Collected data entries

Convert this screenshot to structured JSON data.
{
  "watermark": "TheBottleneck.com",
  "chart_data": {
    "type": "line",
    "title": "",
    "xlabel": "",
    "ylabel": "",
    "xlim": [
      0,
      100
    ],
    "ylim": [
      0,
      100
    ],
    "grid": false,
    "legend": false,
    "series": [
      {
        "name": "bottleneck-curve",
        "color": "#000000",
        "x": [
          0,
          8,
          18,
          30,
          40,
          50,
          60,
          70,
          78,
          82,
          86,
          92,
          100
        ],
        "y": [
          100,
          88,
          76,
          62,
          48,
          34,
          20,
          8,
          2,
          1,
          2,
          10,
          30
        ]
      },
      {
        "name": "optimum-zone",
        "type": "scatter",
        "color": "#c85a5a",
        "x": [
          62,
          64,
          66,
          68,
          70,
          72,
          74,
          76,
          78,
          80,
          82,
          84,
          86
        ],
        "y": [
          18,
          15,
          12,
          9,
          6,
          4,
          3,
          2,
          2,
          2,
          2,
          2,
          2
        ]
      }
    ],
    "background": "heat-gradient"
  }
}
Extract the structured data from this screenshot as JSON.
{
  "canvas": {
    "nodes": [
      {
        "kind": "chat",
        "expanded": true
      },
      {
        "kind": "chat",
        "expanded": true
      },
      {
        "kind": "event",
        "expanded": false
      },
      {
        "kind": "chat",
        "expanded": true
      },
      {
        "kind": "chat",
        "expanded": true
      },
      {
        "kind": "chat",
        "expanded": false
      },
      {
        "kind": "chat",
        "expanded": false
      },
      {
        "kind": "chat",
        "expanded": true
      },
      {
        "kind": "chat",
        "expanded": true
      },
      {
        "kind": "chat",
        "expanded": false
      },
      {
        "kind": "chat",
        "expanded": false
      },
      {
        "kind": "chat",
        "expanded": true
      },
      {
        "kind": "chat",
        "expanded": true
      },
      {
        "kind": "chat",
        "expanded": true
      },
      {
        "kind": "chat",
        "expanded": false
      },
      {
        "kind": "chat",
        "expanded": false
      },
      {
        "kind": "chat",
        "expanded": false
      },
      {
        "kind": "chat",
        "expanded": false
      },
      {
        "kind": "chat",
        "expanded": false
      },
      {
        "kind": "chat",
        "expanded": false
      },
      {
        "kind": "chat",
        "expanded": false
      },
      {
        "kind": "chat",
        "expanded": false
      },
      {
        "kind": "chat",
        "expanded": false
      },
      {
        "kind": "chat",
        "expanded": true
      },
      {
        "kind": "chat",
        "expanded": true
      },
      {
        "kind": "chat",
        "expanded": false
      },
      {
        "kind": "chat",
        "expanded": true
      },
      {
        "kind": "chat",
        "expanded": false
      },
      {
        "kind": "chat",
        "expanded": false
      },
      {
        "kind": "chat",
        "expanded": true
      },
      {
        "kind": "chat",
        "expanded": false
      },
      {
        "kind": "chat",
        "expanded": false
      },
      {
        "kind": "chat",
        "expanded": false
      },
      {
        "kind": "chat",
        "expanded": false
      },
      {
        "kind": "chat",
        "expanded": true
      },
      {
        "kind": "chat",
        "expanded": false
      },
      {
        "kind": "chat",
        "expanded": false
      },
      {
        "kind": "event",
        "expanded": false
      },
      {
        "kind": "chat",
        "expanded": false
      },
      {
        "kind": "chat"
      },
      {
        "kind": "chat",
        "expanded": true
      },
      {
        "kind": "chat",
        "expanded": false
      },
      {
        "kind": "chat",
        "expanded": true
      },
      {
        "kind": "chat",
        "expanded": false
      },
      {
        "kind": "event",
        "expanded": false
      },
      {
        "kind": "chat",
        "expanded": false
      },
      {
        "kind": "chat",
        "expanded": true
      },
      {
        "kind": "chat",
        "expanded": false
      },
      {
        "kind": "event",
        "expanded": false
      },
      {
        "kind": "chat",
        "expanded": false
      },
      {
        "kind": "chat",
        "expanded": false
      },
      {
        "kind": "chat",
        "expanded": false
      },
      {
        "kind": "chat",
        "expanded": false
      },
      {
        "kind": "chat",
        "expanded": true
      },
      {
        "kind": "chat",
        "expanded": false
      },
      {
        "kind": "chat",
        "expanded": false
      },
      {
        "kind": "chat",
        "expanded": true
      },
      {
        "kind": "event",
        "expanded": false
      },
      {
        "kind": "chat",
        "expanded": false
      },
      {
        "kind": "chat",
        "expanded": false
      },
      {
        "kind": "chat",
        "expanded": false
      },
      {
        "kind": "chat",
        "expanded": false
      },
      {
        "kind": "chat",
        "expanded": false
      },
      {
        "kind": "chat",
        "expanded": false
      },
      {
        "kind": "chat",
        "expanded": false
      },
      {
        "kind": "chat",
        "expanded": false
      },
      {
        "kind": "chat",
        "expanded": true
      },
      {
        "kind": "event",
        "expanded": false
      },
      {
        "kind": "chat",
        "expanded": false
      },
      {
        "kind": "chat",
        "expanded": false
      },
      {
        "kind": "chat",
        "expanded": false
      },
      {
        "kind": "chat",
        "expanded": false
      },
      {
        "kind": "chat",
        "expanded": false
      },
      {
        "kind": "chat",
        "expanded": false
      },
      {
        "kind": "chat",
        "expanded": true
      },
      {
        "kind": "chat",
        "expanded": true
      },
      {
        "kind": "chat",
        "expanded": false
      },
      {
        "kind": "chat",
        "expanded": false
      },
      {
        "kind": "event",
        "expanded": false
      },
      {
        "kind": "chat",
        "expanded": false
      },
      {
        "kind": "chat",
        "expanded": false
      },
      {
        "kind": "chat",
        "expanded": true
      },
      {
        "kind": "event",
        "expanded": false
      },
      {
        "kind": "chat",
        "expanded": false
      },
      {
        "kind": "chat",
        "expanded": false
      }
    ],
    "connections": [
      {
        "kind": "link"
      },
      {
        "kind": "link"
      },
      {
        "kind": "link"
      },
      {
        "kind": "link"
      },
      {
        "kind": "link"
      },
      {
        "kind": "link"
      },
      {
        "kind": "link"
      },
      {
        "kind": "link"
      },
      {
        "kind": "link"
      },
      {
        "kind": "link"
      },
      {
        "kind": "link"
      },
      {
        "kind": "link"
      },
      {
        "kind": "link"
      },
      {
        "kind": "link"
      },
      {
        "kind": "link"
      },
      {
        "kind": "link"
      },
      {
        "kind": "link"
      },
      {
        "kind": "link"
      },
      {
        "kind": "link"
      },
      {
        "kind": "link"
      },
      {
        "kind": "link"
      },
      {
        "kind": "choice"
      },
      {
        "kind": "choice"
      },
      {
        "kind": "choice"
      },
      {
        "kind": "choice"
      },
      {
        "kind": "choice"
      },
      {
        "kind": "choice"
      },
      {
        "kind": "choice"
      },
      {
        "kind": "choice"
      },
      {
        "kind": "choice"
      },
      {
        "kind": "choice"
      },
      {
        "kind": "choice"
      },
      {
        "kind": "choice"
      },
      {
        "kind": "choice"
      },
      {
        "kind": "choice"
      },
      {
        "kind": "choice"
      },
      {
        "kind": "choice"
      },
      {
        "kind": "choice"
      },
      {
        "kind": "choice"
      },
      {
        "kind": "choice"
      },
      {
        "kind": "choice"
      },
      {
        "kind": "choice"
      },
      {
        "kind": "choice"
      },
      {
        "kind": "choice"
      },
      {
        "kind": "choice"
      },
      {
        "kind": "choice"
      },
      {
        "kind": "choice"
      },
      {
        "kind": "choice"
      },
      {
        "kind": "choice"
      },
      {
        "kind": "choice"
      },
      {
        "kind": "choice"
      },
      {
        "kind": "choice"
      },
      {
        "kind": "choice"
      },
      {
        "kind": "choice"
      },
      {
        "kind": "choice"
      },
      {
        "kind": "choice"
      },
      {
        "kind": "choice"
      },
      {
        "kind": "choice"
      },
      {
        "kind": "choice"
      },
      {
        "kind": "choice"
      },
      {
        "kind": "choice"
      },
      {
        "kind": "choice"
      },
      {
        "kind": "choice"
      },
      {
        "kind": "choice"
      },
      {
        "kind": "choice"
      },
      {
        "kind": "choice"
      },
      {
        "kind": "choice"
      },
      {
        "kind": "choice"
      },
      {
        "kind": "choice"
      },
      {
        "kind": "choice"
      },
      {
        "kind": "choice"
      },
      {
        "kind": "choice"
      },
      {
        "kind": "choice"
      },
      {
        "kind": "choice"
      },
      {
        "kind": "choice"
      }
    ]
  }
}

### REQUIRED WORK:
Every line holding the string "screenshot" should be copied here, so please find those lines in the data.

### ANSWER TO THE PROBLEM:
Convert this screenshot to structured JSON data.
Extract the structured data from this screenshot as JSON.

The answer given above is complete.